§ **Data**
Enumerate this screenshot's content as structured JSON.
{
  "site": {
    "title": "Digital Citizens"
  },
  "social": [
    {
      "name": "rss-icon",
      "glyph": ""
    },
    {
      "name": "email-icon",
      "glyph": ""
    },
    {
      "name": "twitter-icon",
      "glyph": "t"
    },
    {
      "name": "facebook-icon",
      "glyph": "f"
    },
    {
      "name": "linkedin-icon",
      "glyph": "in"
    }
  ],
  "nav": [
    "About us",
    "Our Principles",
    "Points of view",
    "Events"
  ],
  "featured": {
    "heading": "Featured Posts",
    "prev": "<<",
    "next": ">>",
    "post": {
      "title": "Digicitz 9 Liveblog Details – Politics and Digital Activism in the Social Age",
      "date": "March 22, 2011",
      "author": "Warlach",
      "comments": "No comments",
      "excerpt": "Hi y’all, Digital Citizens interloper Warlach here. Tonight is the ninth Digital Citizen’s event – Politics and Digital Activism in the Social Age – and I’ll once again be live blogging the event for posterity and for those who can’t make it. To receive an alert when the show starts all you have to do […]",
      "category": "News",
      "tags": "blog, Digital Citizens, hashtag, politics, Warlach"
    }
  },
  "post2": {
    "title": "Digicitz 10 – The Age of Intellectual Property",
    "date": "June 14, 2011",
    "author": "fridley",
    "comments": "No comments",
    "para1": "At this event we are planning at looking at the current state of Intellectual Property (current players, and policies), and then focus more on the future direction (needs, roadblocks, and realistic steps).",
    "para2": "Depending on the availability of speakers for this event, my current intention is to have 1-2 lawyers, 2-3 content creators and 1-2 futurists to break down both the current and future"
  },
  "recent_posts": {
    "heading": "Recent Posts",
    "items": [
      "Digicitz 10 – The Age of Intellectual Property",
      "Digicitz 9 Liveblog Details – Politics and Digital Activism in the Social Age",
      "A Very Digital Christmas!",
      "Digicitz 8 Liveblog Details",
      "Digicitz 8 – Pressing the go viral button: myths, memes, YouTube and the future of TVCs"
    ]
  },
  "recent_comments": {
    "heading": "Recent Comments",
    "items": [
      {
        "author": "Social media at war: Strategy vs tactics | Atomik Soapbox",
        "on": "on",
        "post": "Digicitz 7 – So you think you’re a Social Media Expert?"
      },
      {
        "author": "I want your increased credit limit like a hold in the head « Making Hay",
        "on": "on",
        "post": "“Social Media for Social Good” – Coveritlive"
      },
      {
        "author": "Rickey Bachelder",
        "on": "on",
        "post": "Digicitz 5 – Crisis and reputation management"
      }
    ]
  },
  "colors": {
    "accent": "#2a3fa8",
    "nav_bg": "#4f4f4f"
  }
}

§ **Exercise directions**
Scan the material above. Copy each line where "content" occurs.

§ **Exercise answer**
Enumerate this screenshot's content as structured JSON.
    "para2": "Depending on the availability of speakers for this event, my current intention is to have 1-2 lawyers, 2-3 content creators and 1-2 futurists to break down both the current and future"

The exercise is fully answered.